(Dataset entries)
--- START ---

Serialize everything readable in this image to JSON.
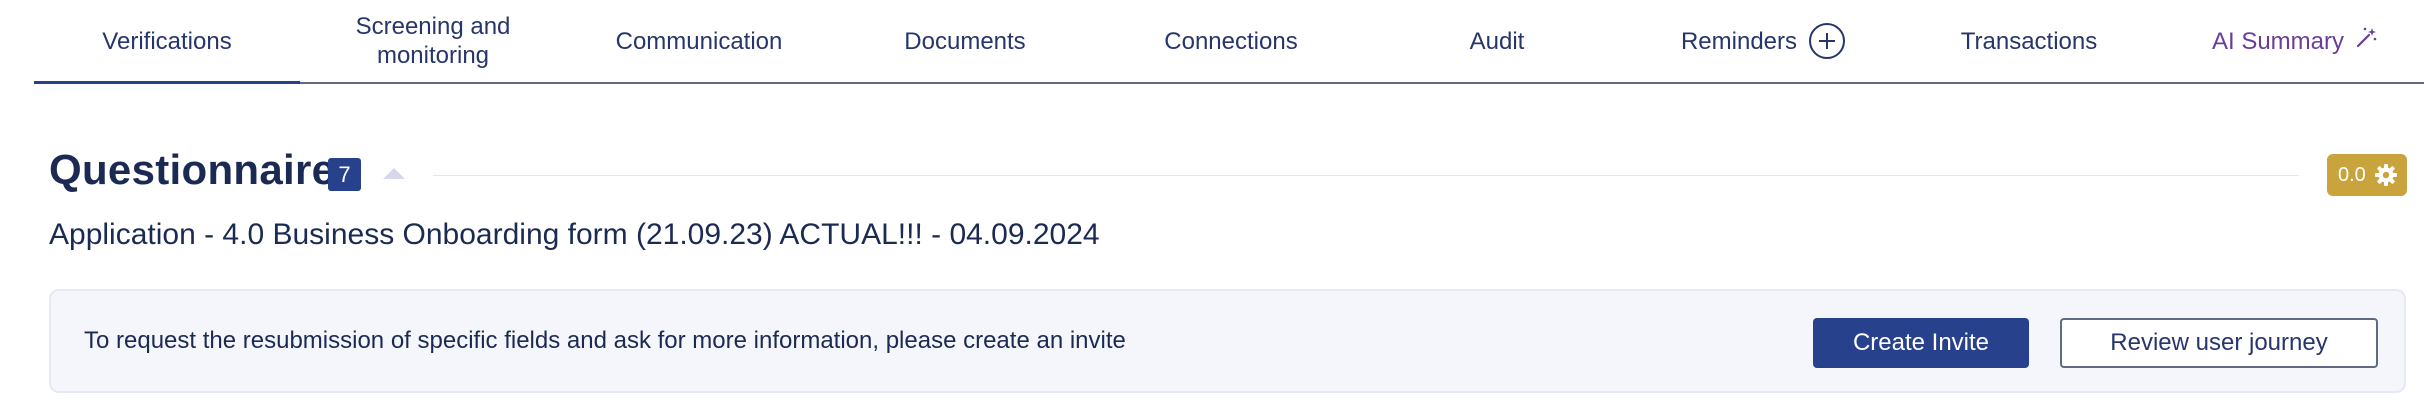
{
  "tabs": {
    "verifications": "Verifications",
    "screening_line1": "Screening and",
    "screening_line2": "monitoring",
    "communication": "Communication",
    "documents": "Documents",
    "connections": "Connections",
    "audit": "Audit",
    "reminders": "Reminders",
    "transactions": "Transactions",
    "ai_summary": "AI Summary",
    "active": "Verifications"
  },
  "section": {
    "title": "Questionnaire",
    "count": "7",
    "score": "0.0",
    "subtitle": "Application - 4.0 Business Onboarding form (21.09.23) ACTUAL!!! - 04.09.2024"
  },
  "info_panel": {
    "text": "To request the resubmission of specific fields and ask for more information, please create an invite",
    "create_invite": "Create Invite",
    "review_journey": "Review user journey"
  },
  "icons": {
    "reminders_add": "plus-circle-icon",
    "ai_summary": "magic-wand-icon",
    "collapse": "caret-up-icon",
    "score_settings": "gear-icon"
  },
  "colors": {
    "primary": "#27418c",
    "text": "#1b2a52",
    "score_badge": "#c9a33c",
    "ai_accent": "#6a3d9a",
    "panel_bg": "#f5f6fb"
  }
}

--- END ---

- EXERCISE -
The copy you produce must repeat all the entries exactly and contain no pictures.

- ANSWER BOX -
Serialize everything readable in this image to JSON.
{
  "tabs": {
    "verifications": "Verifications",
    "screening_line1": "Screening and",
    "screening_line2": "monitoring",
    "communication": "Communication",
    "documents": "Documents",
    "connections": "Connections",
    "audit": "Audit",
    "reminders": "Reminders",
    "transactions": "Transactions",
    "ai_summary": "AI Summary",
    "active": "Verifications"
  },
  "section": {
    "title": "Questionnaire",
    "count": "7",
    "score": "0.0",
    "subtitle": "Application - 4.0 Business Onboarding form (21.09.23) ACTUAL!!! - 04.09.2024"
  },
  "info_panel": {
    "text": "To request the resubmission of specific fields and ask for more information, please create an invite",
    "create_invite": "Create Invite",
    "review_journey": "Review user journey"
  },
  "icons": {
    "reminders_add": "plus-circle-icon",
    "ai_summary": "magic-wand-icon",
    "collapse": "caret-up-icon",
    "score_settings": "gear-icon"
  },
  "colors": {
    "primary": "#27418c",
    "text": "#1b2a52",
    "score_badge": "#c9a33c",
    "ai_accent": "#6a3d9a",
    "panel_bg": "#f5f6fb"
  }
}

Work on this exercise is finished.